BOOKS: Thrill, suspense in ‘The Dead Came Calling’

Saturday April 13 2019

The Dead Came Calling by Nducu wa Ngugi

'The Dead Came Calling' by Nducu wa Ngugi. The novel uses cliff-hangers and suspense to keep you guessing the next twist. PHOTO COURTESY 

HENRY MUNENE
By HENRY MUNENE
More by this Author

Nothing is what it seems. This aphorism seems to aptly summarise Nducu wa Ngugi’s new novel The Dead Came Calling.

For, while it has all the makings of a whodunit, it eschews the well-known structure of the traditional murder mystery, where detectives spend time peeling away onion-like layers of evidence, until the culprits are revealed near the end.

In a breakaway from the conventional thriller storyline, The Dead Came Calling uses cliff-hangers and suspense to not only keep you guessing the next twist, but also to dash any conclusions you may have jumped to based on previous hints.

This narrative technique—of creatively alternating false hints with shocking twists—has lately been made popular by undercover operations TV series such as CSI, which incidentally the author mentions somewhere in the novel.

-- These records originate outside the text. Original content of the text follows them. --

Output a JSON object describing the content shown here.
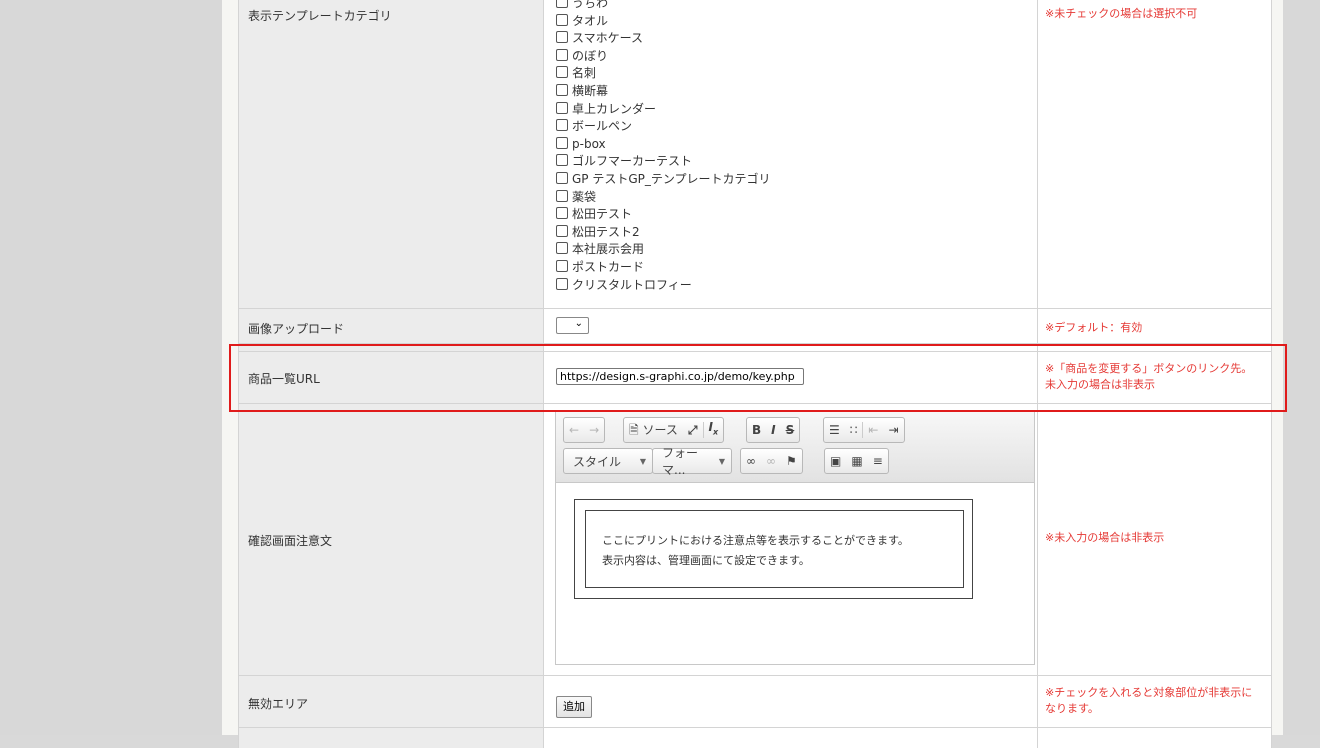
{
  "rows": {
    "template_category": {
      "label": "表示テンプレートカテゴリ",
      "options": [
        "うちわ",
        "タオル",
        "スマホケース",
        "のぼり",
        "名刺",
        "横断幕",
        "卓上カレンダー",
        "ボールペン",
        "p-box",
        "ゴルフマーカーテスト",
        "GP テストGP_テンプレートカテゴリ",
        "薬袋",
        "松田テスト",
        "松田テスト2",
        "本社展示会用",
        "ポストカード",
        "クリスタルトロフィー"
      ],
      "note": "※未チェックの場合は選択不可"
    },
    "image_upload": {
      "label": "画像アップロード",
      "select_value": "",
      "note": "※デフォルト：有効"
    },
    "product_url": {
      "label": "商品一覧URL",
      "value": "https://design.s-graphi.co.jp/demo/key.php",
      "note_line1": "※「商品を変更する」ボタンのリンク先。",
      "note_line2": "未入力の場合は非表示"
    },
    "confirm_notice": {
      "label": "確認画面注意文",
      "toolbar": {
        "source": "ソース",
        "style_combo": "スタイル",
        "format_combo": "フォーマ..."
      },
      "content_line1": "ここにプリントにおける注意点等を表示することができます。",
      "content_line2": "表示内容は、管理画面にて設定できます。",
      "note": "※未入力の場合は非表示"
    },
    "disabled_area": {
      "label": "無効エリア",
      "button": "追加",
      "note_line1": "※チェックを入れると対象部位が非表示に",
      "note_line2": "なります。"
    }
  },
  "colors": {
    "note_red": "#e53935",
    "highlight": "#e01b1b"
  }
}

The Dead Came Calling is the story of Jack Chidi, an investigative journalist with the Daily Grind.

Chidi receives a call from Anarupa Mehta, the wife of Vishal Mehta, an Indian business magnate whose body has been found in his garage.

Chidi knows nothing about the Mehtas, and the puzzle gets complicated when Anarupa tells him that Vishal had said that the famous investigative journalist should be contacted should anything go wrong.

Jack reaches out to his contacts in the criminal investigations world to find out not only who killed the Kenyan of Indian extraction, but also to find out why exactly the slain tycoon wanted him to investigate his death.

The investigation starts with hints from friendly detectives, and a visit to the office block where the slain tycoon worked.

Teaming up with Otieno, a humorous fellow journalist and a couple of police officers, the hunt for Mehta’s killers takes Jack all the way to Texas.

The novel artistically compares life in Kenya with that in the US, satirising American eccentricities and scoffing at the misconception that the West is superior to Africa.

Nducu’s novel straddles serious and popular fiction. It has the hallmarks of a thriller, and it explores serious themes, including the role of the media in crime, race relations and human trafficking.

Nducu is the son of Ngugi wa Thiong’o, the eminent California-based Kenyan author.

Also published in the Spear Books series are books by Nducu’s siblings: Nairobi Heat, a novel by Mukoma wa Ngugi, The Fall of Saints, by Wanjiku wa Ngugi, and Seasons of Love and Despair, by Tee Ngugi; which confirms them as a writing family.